Restate the data word for word and leave the images out.

MATERIAL TO PROCESS
----

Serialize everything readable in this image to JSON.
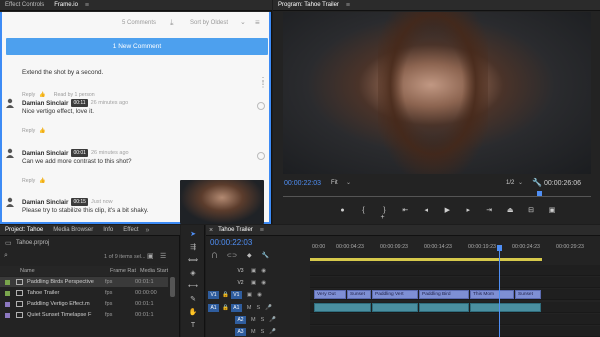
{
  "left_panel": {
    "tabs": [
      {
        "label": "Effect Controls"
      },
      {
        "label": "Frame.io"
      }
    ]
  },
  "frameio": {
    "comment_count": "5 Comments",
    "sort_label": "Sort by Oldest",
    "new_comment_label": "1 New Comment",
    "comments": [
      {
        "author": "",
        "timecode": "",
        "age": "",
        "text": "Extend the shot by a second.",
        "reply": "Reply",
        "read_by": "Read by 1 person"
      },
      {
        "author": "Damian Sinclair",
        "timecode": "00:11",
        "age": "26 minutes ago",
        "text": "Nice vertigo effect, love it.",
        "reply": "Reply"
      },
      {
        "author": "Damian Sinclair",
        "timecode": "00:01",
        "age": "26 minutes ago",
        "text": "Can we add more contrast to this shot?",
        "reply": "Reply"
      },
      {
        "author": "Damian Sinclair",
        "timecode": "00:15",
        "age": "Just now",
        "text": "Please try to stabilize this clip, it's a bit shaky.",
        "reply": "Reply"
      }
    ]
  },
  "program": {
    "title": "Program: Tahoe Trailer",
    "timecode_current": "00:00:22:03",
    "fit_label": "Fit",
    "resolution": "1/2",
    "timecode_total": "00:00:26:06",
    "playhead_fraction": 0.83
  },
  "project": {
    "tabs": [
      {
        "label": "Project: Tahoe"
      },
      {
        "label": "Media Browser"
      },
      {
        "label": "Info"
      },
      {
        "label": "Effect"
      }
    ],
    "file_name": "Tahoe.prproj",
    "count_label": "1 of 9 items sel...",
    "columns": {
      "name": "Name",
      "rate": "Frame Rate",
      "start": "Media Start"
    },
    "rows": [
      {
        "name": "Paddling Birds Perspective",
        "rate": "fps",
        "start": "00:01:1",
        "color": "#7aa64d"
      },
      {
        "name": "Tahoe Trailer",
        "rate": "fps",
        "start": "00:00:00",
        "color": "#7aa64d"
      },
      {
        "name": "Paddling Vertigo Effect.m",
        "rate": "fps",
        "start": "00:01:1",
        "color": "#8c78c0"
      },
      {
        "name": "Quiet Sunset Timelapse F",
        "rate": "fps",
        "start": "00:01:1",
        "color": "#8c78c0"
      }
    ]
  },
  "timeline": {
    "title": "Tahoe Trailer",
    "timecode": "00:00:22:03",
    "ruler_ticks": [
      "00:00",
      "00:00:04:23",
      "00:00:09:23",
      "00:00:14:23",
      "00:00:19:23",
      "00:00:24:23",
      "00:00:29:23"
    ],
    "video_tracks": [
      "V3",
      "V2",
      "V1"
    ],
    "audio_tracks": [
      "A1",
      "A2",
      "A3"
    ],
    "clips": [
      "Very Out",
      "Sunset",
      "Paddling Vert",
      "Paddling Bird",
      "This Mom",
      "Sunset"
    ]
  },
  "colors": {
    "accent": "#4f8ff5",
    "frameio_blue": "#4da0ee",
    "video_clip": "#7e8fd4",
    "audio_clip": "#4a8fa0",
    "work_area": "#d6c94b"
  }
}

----

ANSWER SECTION
Serialize everything readable in this image to JSON.
{
  "left_panel": {
    "tabs": [
      {
        "label": "Effect Controls"
      },
      {
        "label": "Frame.io"
      }
    ]
  },
  "frameio": {
    "comment_count": "5 Comments",
    "sort_label": "Sort by Oldest",
    "new_comment_label": "1 New Comment",
    "comments": [
      {
        "author": "",
        "timecode": "",
        "age": "",
        "text": "Extend the shot by a second.",
        "reply": "Reply",
        "read_by": "Read by 1 person"
      },
      {
        "author": "Damian Sinclair",
        "timecode": "00:11",
        "age": "26 minutes ago",
        "text": "Nice vertigo effect, love it.",
        "reply": "Reply"
      },
      {
        "author": "Damian Sinclair",
        "timecode": "00:01",
        "age": "26 minutes ago",
        "text": "Can we add more contrast to this shot?",
        "reply": "Reply"
      },
      {
        "author": "Damian Sinclair",
        "timecode": "00:15",
        "age": "Just now",
        "text": "Please try to stabilize this clip, it's a bit shaky.",
        "reply": "Reply"
      }
    ]
  },
  "program": {
    "title": "Program: Tahoe Trailer",
    "timecode_current": "00:00:22:03",
    "fit_label": "Fit",
    "resolution": "1/2",
    "timecode_total": "00:00:26:06",
    "playhead_fraction": 0.83
  },
  "project": {
    "tabs": [
      {
        "label": "Project: Tahoe"
      },
      {
        "label": "Media Browser"
      },
      {
        "label": "Info"
      },
      {
        "label": "Effect"
      }
    ],
    "file_name": "Tahoe.prproj",
    "count_label": "1 of 9 items sel...",
    "columns": {
      "name": "Name",
      "rate": "Frame Rate",
      "start": "Media Start"
    },
    "rows": [
      {
        "name": "Paddling Birds Perspective",
        "rate": "fps",
        "start": "00:01:1",
        "color": "#7aa64d"
      },
      {
        "name": "Tahoe Trailer",
        "rate": "fps",
        "start": "00:00:00",
        "color": "#7aa64d"
      },
      {
        "name": "Paddling Vertigo Effect.m",
        "rate": "fps",
        "start": "00:01:1",
        "color": "#8c78c0"
      },
      {
        "name": "Quiet Sunset Timelapse F",
        "rate": "fps",
        "start": "00:01:1",
        "color": "#8c78c0"
      }
    ]
  },
  "timeline": {
    "title": "Tahoe Trailer",
    "timecode": "00:00:22:03",
    "ruler_ticks": [
      "00:00",
      "00:00:04:23",
      "00:00:09:23",
      "00:00:14:23",
      "00:00:19:23",
      "00:00:24:23",
      "00:00:29:23"
    ],
    "video_tracks": [
      "V3",
      "V2",
      "V1"
    ],
    "audio_tracks": [
      "A1",
      "A2",
      "A3"
    ],
    "clips": [
      "Very Out",
      "Sunset",
      "Paddling Vert",
      "Paddling Bird",
      "This Mom",
      "Sunset"
    ]
  },
  "colors": {
    "accent": "#4f8ff5",
    "frameio_blue": "#4da0ee",
    "video_clip": "#7e8fd4",
    "audio_clip": "#4a8fa0",
    "work_area": "#d6c94b"
  }
}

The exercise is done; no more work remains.